Spread over more than two decades, the quartet of Toy Story movies turn the residents of a kid’s toybox into characters you care deeply about, whether they’re getting lost during a house move, or coming to terms with their owner out-growing them – it takes a stern constitution to fight off the tears during the final acts of installments 3 and 4

Most integral to Toy Story’s success, however, is the ensemble cast, who banter like the stars of a classic sitcom. Other Pixar movies are available, but they rarely get better than this.

Who Framed Roger Rabbit (1988)

Roger Rabbit handcuffed to Eddie Valiant in Who Framed Roger Rabbit.

Bob Hoskins gets up close and personal with Roger Rabbit. (Image credit: Disney Plus)

Where to watch: Disney Plus (US); Disney Plus (UK)

For a certain generation, watching a monochrome Dorothy step into the Technicolor world of Oz was a seminal moment.
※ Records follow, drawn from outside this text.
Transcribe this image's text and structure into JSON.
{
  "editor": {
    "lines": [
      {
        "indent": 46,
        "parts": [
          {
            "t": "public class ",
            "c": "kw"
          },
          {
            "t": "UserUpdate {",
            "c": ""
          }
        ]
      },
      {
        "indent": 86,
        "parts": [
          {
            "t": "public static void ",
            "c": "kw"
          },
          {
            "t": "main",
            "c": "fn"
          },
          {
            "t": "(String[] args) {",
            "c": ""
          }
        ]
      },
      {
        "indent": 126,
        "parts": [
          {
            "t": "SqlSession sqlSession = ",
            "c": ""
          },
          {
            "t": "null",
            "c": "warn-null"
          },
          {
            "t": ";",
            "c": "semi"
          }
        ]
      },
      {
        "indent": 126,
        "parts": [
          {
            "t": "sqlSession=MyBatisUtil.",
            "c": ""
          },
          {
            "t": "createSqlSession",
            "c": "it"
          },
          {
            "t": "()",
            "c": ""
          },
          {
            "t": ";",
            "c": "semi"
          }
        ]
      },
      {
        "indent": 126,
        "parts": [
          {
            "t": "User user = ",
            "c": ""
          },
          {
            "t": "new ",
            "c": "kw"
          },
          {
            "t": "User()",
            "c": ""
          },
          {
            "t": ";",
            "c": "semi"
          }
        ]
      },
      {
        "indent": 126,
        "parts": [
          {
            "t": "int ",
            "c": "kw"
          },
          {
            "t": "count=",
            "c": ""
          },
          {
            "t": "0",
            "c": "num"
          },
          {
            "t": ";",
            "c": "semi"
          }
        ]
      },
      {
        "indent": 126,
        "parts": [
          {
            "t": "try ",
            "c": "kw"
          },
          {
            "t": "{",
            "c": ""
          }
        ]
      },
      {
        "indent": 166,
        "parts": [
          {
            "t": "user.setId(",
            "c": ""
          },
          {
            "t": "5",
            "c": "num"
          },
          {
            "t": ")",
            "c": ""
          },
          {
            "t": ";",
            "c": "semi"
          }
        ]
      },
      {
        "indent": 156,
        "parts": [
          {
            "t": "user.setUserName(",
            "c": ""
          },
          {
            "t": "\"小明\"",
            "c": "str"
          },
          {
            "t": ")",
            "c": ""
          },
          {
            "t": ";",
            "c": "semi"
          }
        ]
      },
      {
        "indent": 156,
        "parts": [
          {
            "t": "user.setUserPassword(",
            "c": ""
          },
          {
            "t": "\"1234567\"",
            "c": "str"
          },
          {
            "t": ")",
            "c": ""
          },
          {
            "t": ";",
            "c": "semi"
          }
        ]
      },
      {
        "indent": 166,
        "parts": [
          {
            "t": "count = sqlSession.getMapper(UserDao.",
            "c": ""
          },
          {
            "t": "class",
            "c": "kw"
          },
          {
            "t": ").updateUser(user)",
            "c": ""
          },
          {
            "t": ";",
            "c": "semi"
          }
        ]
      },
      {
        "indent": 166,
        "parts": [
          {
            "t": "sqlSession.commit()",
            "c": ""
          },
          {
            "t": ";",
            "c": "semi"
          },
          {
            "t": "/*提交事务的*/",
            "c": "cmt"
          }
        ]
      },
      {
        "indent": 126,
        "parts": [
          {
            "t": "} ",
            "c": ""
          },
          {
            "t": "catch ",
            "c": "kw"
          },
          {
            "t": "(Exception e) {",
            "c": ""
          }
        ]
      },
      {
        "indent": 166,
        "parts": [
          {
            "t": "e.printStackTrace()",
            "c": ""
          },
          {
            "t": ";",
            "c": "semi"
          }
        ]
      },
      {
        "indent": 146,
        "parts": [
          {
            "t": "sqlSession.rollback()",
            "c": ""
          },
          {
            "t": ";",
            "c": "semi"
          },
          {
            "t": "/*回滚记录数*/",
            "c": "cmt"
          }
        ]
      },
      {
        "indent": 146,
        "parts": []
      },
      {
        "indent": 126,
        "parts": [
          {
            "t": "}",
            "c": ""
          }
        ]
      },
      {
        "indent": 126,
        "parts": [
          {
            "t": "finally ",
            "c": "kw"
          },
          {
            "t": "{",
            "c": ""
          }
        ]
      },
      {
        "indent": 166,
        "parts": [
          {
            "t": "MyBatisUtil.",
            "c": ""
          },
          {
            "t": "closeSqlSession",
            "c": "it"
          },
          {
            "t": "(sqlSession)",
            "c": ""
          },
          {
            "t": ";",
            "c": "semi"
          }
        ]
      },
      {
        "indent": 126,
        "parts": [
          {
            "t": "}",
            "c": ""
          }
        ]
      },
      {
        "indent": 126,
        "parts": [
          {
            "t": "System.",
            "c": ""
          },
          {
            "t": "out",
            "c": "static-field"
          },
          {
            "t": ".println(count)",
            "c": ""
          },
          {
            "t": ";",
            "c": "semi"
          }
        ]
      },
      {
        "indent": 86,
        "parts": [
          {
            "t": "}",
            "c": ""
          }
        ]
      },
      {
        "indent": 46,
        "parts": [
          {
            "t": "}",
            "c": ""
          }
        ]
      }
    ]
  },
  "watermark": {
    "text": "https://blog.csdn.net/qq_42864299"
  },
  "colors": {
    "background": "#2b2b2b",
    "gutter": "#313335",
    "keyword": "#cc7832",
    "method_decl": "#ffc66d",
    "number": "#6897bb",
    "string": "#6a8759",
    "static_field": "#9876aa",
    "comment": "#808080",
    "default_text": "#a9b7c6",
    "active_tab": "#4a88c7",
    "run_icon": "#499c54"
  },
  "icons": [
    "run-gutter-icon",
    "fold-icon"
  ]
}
Half a century later, ’80s theater-goers got a wow moment of similarly epic proportions when a live-action director walked onto the “set” of a cartoon, kicking off 90-plus minutes of movie magic.

There’s much more to Who Framed Roger Rabbit than the magic of humans and ’toons living side by side in 1940s Hollywood, however. Sure, there’s plenty of fun to be had with the big-name cameos – most notably Bugs Bunny and Mickey Mouse getting the rare opportunity to share a scene – but this is also an engrossing crime story in the tradition of the great films noirs. 

Londoner Bob Hoskins is the quintessential American PI, reluctantly negotiating a labyrinthine world of (mostly animated) hired goons, femmes fatales and unlikely allies. Meanwhile, Christopher Lloyd’s brilliant villain, Judge Doom, has been the cause of many a childhood nightmare.

The Wizard of Oz (1939)

Scarecrow, Cowardly Lion, Dorothy and Tin Man in The Wizard of Oz.

Follow the yellow brick road... it's The Wizard of Oz. (Image credit: MGM)

Where to watch:  Max (US); Sky Go, Now (UK)

Dorothy Gale (Judy Garland) and her dog, Toto, left Kansas a long way behind when a twister blew them to the magical land of Oz. Suddenly their black-and-white world was turned into vibrant Technicolor, and movies were never the same again.

Even at 84 years old, this famous take on L. Frank Baum’s fantasy novel holds its own among the other entries on this list of the best family movies. It’s also loaded with iconography, dialogue and songs that have been wholeheartedly absorbed into our collective pop culture consciousness – mention ruby slippers, “There’s no place like home” or ‘Over the Rainbow’ and everybody knows what you’re talking about.

Richard Edwards

Richard is a freelance journalist specialising in movies and TV, primarily of the sci-fi and fantasy variety. An early encounter with a certain galaxy far, far away started a lifelong love affair with outer space, and these days Richard's happiest geeking out about Star Wars, Star Trek, Marvel and other long-running pop culture franchises. In a previous life he was editor of legendary sci-fi and fantasy magazine SFX, where he got to interview many of the biggest names in the business – though he'll always have a soft spot for Jeff Goldblum who (somewhat bizarrely) thought Richard's name was Winter.